Oct. 1: Dr. Jason Mills, professor, Gastroenterology and Hepatology, is the recipient of the 2022 Cellular & Molecular Gastroenterology Section Research Mentor Award, which is issued by the American Gastroenterological Association Institute Council to recognize achievements as an outstanding mentor in a specific area of research.
Oct. 1: Dr. Ru Chen’s pilot award entitled, “Role of mucosa-adherent microbiota in colitis-associated colorectal cancer” was selected for funding by the Dan L Duncan Comprehensive Cancer Center (DLDCCC) Grant Review Committee. Funding Amount: $50,000 Funding Period: 1 year. The goal of this pilot project is to study if gut microbiota contribute to the development of IBD associated colorectal cancer
Sept. 13: Dr. Mohamed Othman recently received sponsorship from AbbVie on his study M21-432 entitled, “A Phase 4 Study to Assess Symptoms of Exocrine Pancreatic Insufficiency in Subjects with Cystic Fibrosis or Chronic Pancreatitis treated with Creon® (Pancrelipase) with an Alternate Source of Active Pharmaceutical Ingredient.”
July 28: Dr. Jason Hou has received grant funding from PCORI for his project entitled, “Treat-to-Target of Endoscopic Remission in Patients with Inflammatory Bowel Diseases in Symptomatic Remission: A Pragmatic Randomized Controlled Trial.” (co-PIs, Jason Hou and Siddharth Singh.
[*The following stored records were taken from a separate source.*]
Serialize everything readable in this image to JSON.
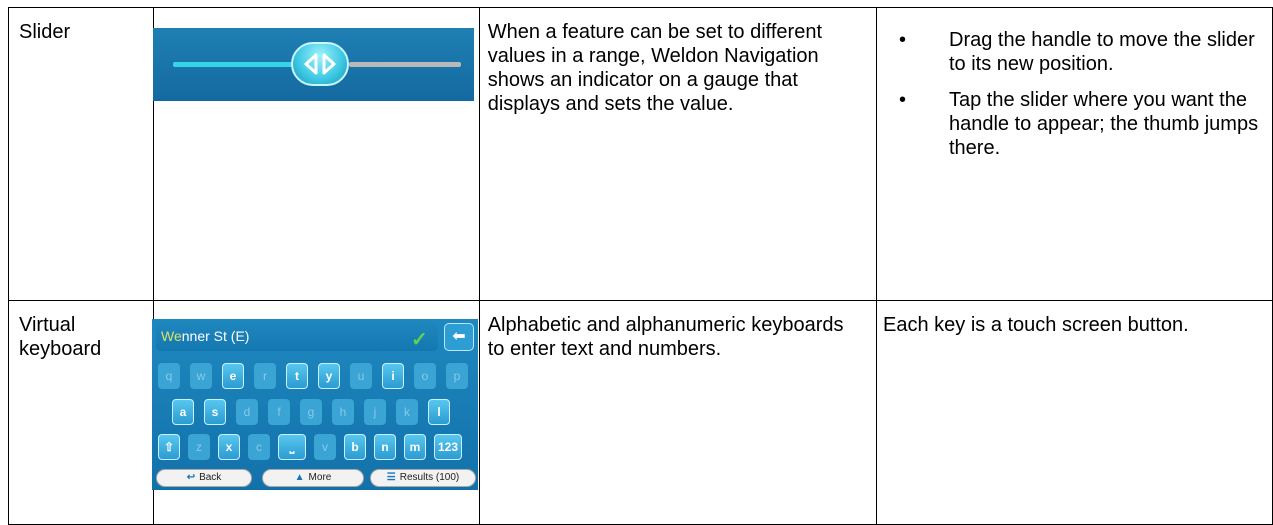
{
  "rows": [
    {
      "name": "Slider",
      "description": "When a feature can be set to different values in a range, Weldon Navigation shows an indicator on a gauge that displays and sets the value.",
      "actions": [
        "Drag the handle to move the slider to its new position.",
        "Tap the slider where you want the handle to appear; the thumb jumps there."
      ],
      "bullet_glyph": "•",
      "image": {
        "handle_icon": "left-right-arrows-icon",
        "handle_glyph": "◁▷",
        "fill_color": "#36d3e9",
        "track_color": "#b9b9b9",
        "background_color": "#1674aa"
      }
    },
    {
      "name": "Virtual keyboard",
      "description": "Alphabetic and alphanumeric keyboards to enter text and numbers.",
      "actions_text": "Each key is a touch screen button.",
      "image": {
        "typed_prefix": "We",
        "suggestion_rest": "nner St (E)",
        "check_icon": "check-icon",
        "check_glyph": "✓",
        "backspace_icon": "backspace-arrow-icon",
        "backspace_glyph": "⬅",
        "keys_row1": [
          "q",
          "w",
          "e",
          "r",
          "t",
          "y",
          "u",
          "i",
          "o",
          "p"
        ],
        "keys_row1_active": [
          false,
          false,
          true,
          false,
          true,
          true,
          false,
          true,
          false,
          false
        ],
        "keys_row2": [
          "a",
          "s",
          "d",
          "f",
          "g",
          "h",
          "j",
          "k",
          "l"
        ],
        "keys_row2_active": [
          true,
          true,
          false,
          false,
          false,
          false,
          false,
          false,
          true
        ],
        "keys_row3": [
          "⇧",
          "z",
          "x",
          "c",
          "⎵",
          "v",
          "b",
          "n",
          "m",
          "123"
        ],
        "keys_row3_active": [
          true,
          false,
          true,
          false,
          true,
          false,
          true,
          true,
          true,
          true
        ],
        "buttons": {
          "back": {
            "label": "Back",
            "icon": "back-arrow-icon",
            "glyph": "↩"
          },
          "more": {
            "label": "More",
            "icon": "up-chevron-icon",
            "glyph": "▲"
          },
          "results": {
            "label": "Results (100)",
            "icon": "list-icon",
            "glyph": "☰"
          }
        }
      }
    }
  ]
}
Funding amount. $6,3 million. Funding period: 5 years).
The goal of this project is to compare the effectiveness and safety of a strategy of switching to an alternative treatment to treat to a target of endoscopic remission vs. continuing index treatment in IBD patients who are in symptomatic remission using a 104-week pragmatic, open-label, randomized clinical trial within a learning health system conceptual framework.
April 9: Dr. Ayse Mindikoglu, associate professor of gastroenterology and hepatology, received a $50,000, one-year grant from the Roderick D. MacDonald Research Fund. This will fund research on the effect of human plasma collected from subjects who fasted from dawn to sunset for four weeks on preventing hepatocellular carcinoma growth in a mouse model.
March 18: Dr. Fasiha Kanwal has received R01 funding from the National Cancer Institute (NIC) for her study entitled, “Multi-level Evaluation of Racial/ethnic Disparities in Liver Disease Outcomes" (MPI: Fasiha Kanwal, Amit Singal; total funding: $2.3 million; duration five years).
The goal of this study is to conduct a comprehensive evaluation of multilevel factors hypothesized to play important roles in causing racial/ethnic and socioeconomic disparities in three key measures of cirrhosis prognosis: Hepatic decompensation, including HCC; Liver-related hospitalization; Overall survival.
Drs. El-Serag, Kramer, Badr, White and Oluyomi are co-investigators on this project.